(Data extracts)

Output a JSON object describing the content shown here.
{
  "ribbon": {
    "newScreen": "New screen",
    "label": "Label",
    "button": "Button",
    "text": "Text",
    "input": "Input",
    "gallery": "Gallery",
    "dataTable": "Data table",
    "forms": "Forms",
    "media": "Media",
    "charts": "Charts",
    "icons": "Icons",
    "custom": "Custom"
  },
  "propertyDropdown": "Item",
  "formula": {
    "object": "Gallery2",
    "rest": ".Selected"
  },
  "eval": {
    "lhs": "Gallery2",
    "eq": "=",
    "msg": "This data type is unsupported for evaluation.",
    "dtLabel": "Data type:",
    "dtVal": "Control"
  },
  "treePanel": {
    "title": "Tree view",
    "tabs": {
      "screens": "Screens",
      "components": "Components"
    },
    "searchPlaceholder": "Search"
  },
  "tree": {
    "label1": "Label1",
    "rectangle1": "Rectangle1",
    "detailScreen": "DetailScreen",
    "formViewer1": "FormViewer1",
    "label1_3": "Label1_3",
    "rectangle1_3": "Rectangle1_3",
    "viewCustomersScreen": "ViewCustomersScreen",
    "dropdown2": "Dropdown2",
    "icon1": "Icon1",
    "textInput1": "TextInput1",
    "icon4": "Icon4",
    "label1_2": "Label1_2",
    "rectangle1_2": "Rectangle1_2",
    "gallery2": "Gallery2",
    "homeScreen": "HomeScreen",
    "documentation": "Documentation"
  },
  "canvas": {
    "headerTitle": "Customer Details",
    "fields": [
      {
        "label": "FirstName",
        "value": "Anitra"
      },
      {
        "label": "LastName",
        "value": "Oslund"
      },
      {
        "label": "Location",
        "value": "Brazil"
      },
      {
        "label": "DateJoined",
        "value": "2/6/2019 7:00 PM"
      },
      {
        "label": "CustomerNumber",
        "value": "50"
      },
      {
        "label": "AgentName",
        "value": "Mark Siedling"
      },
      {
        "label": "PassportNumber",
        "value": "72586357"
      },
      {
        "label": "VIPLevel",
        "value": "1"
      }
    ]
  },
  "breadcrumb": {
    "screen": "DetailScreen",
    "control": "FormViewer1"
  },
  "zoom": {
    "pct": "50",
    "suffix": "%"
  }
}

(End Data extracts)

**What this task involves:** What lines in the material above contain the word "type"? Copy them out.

**Written answer:**
    "msg": "This data type is unsupported for evaluation.",
    "dtLabel": "Data type:",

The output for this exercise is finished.